*** Opening of DATASET RECORDS ***

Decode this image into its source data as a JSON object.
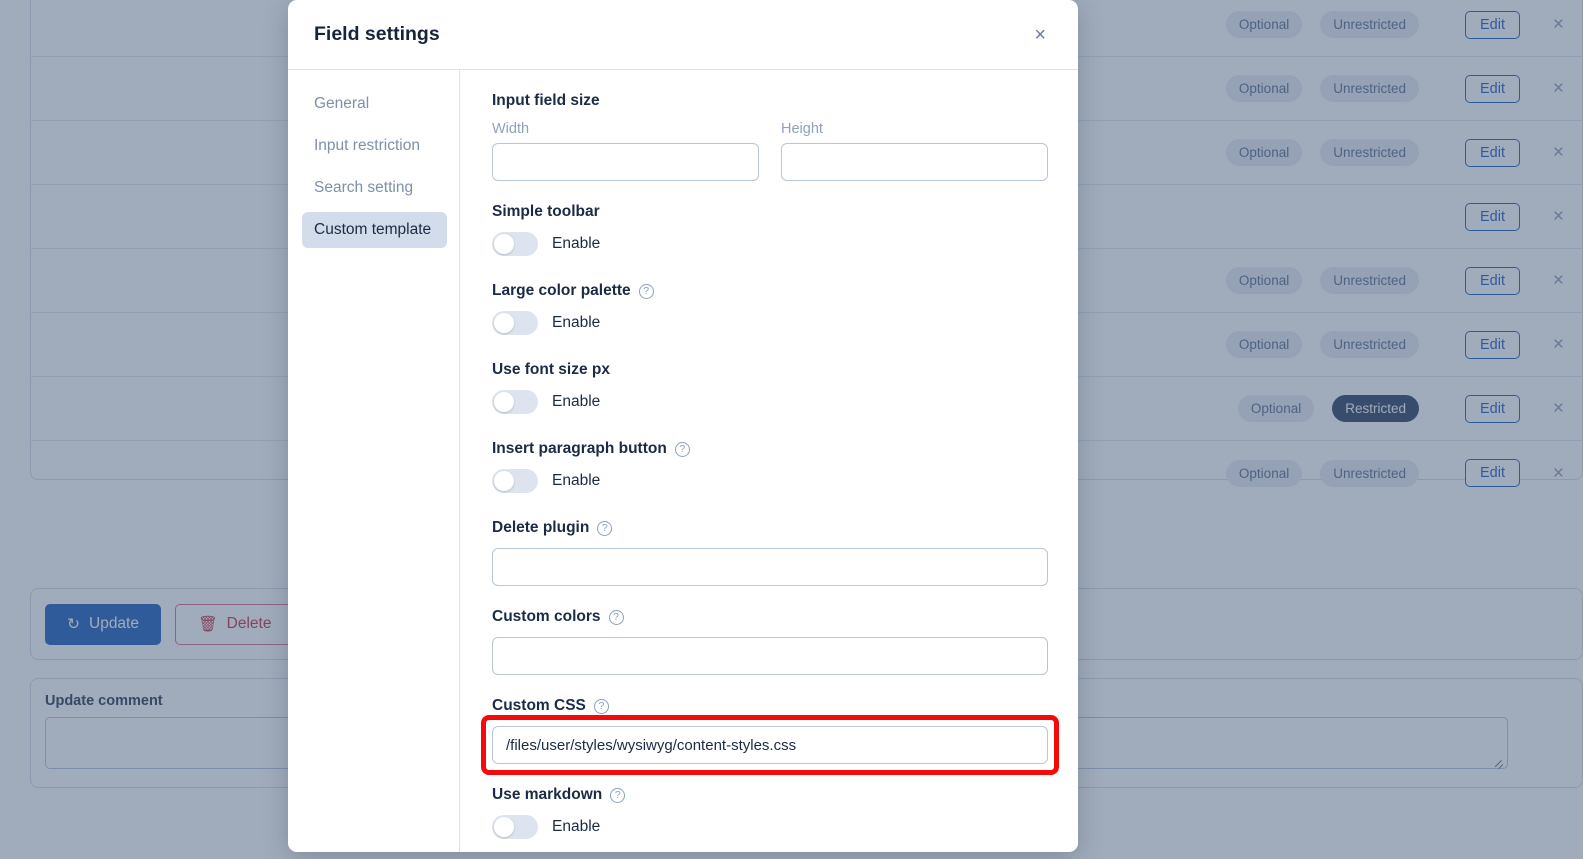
{
  "background": {
    "table_rows": [
      {
        "badges": [
          "Optional",
          "Unrestricted"
        ],
        "edit_label": "Edit",
        "close_icon": "×"
      },
      {
        "badges": [
          "Optional",
          "Unrestricted"
        ],
        "edit_label": "Edit",
        "close_icon": "×"
      },
      {
        "badges": [
          "Optional",
          "Unrestricted"
        ],
        "edit_label": "Edit",
        "close_icon": "×"
      },
      {
        "badges": [
          "",
          ""
        ],
        "edit_label": "Edit",
        "close_icon": "×"
      },
      {
        "badges": [
          "Optional",
          "Unrestricted"
        ],
        "edit_label": "Edit",
        "close_icon": "×"
      },
      {
        "badges": [
          "Optional",
          "Unrestricted"
        ],
        "edit_label": "Edit",
        "close_icon": "×"
      },
      {
        "badges": [
          "Optional",
          "Restricted"
        ],
        "edit_label": "Edit",
        "close_icon": "×"
      },
      {
        "badges": [
          "Optional",
          "Unrestricted"
        ],
        "edit_label": "Edit",
        "close_icon": "×"
      }
    ],
    "actions": {
      "update_label": "Update",
      "update_icon": "↻",
      "delete_label": "Delete",
      "delete_icon": "🗑"
    },
    "comment": {
      "label": "Update comment",
      "value": "",
      "placeholder": ""
    },
    "colors": {
      "primary": "#1f5fbf",
      "danger": "#c4314b",
      "badge_restricted_bg": "#2f4263",
      "overlay": "#8694a5"
    }
  },
  "modal": {
    "title": "Field settings",
    "close_icon": "×",
    "sidebar": {
      "items": [
        {
          "label": "General",
          "active": false
        },
        {
          "label": "Input restriction",
          "active": false
        },
        {
          "label": "Search setting",
          "active": false
        },
        {
          "label": "Custom template",
          "active": true
        }
      ]
    },
    "main": {
      "input_field_size": {
        "title": "Input field size",
        "width": {
          "label": "Width",
          "value": "",
          "placeholder": ""
        },
        "height": {
          "label": "Height",
          "value": "",
          "placeholder": ""
        }
      },
      "toggles": [
        {
          "title": "Simple toolbar",
          "has_help": false,
          "help_icon": "?",
          "enable_label": "Enable",
          "enabled": false
        },
        {
          "title": "Large color palette",
          "has_help": true,
          "help_icon": "?",
          "enable_label": "Enable",
          "enabled": false
        },
        {
          "title": "Use font size px",
          "has_help": false,
          "help_icon": "?",
          "enable_label": "Enable",
          "enabled": false
        },
        {
          "title": "Insert paragraph button",
          "has_help": true,
          "help_icon": "?",
          "enable_label": "Enable",
          "enabled": false
        }
      ],
      "delete_plugin": {
        "title": "Delete plugin",
        "help_icon": "?",
        "value": "",
        "placeholder": ""
      },
      "custom_colors": {
        "title": "Custom colors",
        "help_icon": "?",
        "value": "",
        "placeholder": ""
      },
      "custom_css": {
        "title": "Custom CSS",
        "help_icon": "?",
        "value": "/files/user/styles/wysiwyg/content-styles.css",
        "placeholder": "",
        "highlighted": true,
        "highlight_color": "#f40a0a"
      },
      "use_markdown": {
        "title": "Use markdown",
        "help_icon": "?",
        "enable_label": "Enable",
        "enabled": false
      }
    }
  }
}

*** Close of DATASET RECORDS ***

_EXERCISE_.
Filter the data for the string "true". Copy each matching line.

_EXERCISE RESPONSE_.
          "active": true
          "has_help": true,
          "has_help": true,
        "highlighted": true,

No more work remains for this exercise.